Analysts predicted more than a dozen crashes could occur - or roughly one every two or three years.
Despite this, the Federal Aviation Administration (FAA) did not ground the aircraft until after a second crash five months later.
FAA chief Steve Dickson said the agency had made a mistake in its oversight.
The FAA risk assessment was revealed during a congressional hearing on Wednesday. Lawmakers are investigating Boeing following fatal 737 Max crashes in Indonesia and Ethiopia, which together killed 346 people.
Officials have identified an automated control system in the 737 Max 8, known as MCAS, as a factor in both accidents.
Boeing has said the system, which relied on a single sensor, received erroneous data, which led it to override pilot commands and push the aircraft downwards.
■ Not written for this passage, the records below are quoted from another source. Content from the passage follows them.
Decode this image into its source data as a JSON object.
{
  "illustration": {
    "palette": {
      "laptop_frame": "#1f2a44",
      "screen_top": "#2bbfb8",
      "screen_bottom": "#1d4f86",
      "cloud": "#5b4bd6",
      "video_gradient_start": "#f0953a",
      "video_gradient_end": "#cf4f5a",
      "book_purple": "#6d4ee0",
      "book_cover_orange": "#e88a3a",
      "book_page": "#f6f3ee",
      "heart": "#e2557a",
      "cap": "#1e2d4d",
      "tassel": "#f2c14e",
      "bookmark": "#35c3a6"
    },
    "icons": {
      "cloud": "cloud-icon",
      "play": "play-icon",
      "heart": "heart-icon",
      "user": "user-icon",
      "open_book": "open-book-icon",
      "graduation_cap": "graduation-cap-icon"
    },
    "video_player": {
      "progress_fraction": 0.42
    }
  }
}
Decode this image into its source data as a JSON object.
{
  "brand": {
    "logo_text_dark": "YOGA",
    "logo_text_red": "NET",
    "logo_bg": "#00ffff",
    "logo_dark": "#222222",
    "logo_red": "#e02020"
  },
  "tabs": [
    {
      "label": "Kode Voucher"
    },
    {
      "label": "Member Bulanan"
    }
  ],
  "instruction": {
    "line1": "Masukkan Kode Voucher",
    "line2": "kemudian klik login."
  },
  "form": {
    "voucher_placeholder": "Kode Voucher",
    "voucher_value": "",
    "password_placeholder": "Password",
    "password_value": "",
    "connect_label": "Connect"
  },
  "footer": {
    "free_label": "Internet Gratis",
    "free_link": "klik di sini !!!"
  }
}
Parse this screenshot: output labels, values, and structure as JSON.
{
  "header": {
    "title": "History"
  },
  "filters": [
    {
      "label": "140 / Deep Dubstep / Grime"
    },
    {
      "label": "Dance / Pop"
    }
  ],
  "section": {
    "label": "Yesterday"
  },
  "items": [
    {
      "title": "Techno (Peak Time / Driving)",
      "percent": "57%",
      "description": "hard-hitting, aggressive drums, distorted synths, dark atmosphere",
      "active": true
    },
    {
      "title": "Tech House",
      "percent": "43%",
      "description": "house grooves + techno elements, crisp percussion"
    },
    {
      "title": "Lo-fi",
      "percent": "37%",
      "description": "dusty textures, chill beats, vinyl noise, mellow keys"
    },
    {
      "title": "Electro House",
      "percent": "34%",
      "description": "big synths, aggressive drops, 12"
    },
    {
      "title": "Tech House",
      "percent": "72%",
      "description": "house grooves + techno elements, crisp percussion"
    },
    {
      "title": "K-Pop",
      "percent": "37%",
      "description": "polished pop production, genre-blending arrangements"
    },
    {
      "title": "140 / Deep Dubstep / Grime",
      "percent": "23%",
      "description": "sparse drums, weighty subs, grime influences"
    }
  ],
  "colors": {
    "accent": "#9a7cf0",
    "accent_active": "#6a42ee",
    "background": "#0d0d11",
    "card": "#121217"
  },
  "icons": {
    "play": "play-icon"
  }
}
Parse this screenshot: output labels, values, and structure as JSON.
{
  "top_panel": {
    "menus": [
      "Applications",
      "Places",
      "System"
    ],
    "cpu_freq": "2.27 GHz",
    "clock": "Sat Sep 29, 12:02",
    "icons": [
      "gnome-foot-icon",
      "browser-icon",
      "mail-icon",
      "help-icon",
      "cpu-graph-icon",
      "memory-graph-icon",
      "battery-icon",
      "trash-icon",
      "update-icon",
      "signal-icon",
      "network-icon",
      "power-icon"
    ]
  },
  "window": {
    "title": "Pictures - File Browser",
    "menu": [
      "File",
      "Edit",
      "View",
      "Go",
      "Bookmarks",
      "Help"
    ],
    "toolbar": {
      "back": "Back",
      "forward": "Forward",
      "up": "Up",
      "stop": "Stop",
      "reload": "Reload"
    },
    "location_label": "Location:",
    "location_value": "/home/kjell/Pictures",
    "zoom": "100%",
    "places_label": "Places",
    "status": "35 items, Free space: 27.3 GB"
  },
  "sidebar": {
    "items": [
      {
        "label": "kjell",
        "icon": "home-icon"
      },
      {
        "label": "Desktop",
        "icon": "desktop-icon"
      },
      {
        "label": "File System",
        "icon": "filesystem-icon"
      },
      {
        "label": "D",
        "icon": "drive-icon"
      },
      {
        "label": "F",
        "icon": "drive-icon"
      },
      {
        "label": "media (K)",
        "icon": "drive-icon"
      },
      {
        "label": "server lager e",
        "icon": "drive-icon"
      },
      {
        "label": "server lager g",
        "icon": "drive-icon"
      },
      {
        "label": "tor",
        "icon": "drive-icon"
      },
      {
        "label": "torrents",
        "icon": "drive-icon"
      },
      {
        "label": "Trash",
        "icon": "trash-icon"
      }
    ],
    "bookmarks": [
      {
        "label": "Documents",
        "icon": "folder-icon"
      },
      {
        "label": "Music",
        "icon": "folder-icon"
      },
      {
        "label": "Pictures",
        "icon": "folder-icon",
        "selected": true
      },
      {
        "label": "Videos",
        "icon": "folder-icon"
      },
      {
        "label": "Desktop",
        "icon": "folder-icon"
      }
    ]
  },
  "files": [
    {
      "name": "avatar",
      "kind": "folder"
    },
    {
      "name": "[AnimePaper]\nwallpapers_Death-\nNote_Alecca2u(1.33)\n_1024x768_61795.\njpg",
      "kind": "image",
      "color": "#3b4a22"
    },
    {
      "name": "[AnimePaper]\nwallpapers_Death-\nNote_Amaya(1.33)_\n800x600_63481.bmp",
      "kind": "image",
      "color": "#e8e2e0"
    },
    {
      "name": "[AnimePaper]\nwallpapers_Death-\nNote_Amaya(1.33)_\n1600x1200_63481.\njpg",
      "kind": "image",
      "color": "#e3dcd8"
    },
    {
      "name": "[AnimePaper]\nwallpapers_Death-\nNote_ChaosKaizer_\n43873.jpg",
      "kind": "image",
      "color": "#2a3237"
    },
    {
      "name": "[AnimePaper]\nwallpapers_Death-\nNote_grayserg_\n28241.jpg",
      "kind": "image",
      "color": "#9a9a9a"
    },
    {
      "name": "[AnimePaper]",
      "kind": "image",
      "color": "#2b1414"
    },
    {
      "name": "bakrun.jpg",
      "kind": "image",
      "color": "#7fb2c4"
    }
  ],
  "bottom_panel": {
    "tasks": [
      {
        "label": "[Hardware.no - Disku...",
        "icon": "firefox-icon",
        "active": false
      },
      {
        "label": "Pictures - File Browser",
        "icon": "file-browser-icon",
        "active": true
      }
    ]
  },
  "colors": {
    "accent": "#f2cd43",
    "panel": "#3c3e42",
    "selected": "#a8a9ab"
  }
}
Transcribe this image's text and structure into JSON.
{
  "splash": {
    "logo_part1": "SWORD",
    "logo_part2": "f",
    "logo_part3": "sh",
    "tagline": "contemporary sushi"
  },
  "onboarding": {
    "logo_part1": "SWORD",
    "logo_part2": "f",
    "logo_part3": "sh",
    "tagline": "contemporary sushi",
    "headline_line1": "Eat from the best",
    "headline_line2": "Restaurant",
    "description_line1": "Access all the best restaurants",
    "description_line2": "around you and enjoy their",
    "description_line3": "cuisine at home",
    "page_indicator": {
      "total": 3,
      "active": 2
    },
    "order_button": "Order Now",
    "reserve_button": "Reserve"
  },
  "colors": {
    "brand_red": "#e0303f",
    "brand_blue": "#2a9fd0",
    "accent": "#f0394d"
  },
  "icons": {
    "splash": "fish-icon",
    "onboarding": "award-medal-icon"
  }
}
The FAA's investigation of the October Indonesia crash called for Boeing to redesign its system, warning of a risk of more than a dozen crashes over the 45-year lifetime of the roughly 4,800 737 Max planes in service.
Regulators also issued an alert to airlines, but the agency did not ground the aircraft until after the 10 March Ethiopia crash, several days after action by other countries.
"Was a mistake made?" asked Democrat congressman Henry Johnson.
"Obviously the result was not satisfactory," said Mr Dickson, who was put in charge of the FAA in the summer, after the accidents.
In response to later questions, he admitted the agency had made a mistake at some point in the process.